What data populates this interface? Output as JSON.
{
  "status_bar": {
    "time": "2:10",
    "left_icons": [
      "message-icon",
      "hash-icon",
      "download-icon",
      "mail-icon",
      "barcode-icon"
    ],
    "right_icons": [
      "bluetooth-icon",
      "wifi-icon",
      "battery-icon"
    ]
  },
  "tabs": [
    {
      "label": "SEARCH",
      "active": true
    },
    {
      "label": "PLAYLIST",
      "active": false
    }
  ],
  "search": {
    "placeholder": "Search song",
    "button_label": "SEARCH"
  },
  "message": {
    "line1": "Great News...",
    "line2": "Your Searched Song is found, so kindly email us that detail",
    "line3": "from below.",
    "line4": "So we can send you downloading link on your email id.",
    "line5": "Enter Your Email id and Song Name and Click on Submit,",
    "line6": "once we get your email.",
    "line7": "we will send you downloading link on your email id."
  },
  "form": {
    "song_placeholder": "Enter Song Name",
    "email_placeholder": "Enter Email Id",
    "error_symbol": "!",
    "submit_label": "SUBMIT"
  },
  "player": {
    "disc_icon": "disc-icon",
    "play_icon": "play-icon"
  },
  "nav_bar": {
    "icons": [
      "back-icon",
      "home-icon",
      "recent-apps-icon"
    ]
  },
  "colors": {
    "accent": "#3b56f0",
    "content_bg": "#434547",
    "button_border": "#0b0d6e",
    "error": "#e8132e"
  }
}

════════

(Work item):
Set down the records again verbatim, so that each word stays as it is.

(Reply to the task):
What data populates this interface? Output as JSON.
{
  "status_bar": {
    "time": "2:10",
    "left_icons": [
      "message-icon",
      "hash-icon",
      "download-icon",
      "mail-icon",
      "barcode-icon"
    ],
    "right_icons": [
      "bluetooth-icon",
      "wifi-icon",
      "battery-icon"
    ]
  },
  "tabs": [
    {
      "label": "SEARCH",
      "active": true
    },
    {
      "label": "PLAYLIST",
      "active": false
    }
  ],
  "search": {
    "placeholder": "Search song",
    "button_label": "SEARCH"
  },
  "message": {
    "line1": "Great News...",
    "line2": "Your Searched Song is found, so kindly email us that detail",
    "line3": "from below.",
    "line4": "So we can send you downloading link on your email id.",
    "line5": "Enter Your Email id and Song Name and Click on Submit,",
    "line6": "once we get your email.",
    "line7": "we will send you downloading link on your email id."
  },
  "form": {
    "song_placeholder": "Enter Song Name",
    "email_placeholder": "Enter Email Id",
    "error_symbol": "!",
    "submit_label": "SUBMIT"
  },
  "player": {
    "disc_icon": "disc-icon",
    "play_icon": "play-icon"
  },
  "nav_bar": {
    "icons": [
      "back-icon",
      "home-icon",
      "recent-apps-icon"
    ]
  },
  "colors": {
    "accent": "#3b56f0",
    "content_bg": "#434547",
    "button_border": "#0b0d6e",
    "error": "#e8132e"
  }
}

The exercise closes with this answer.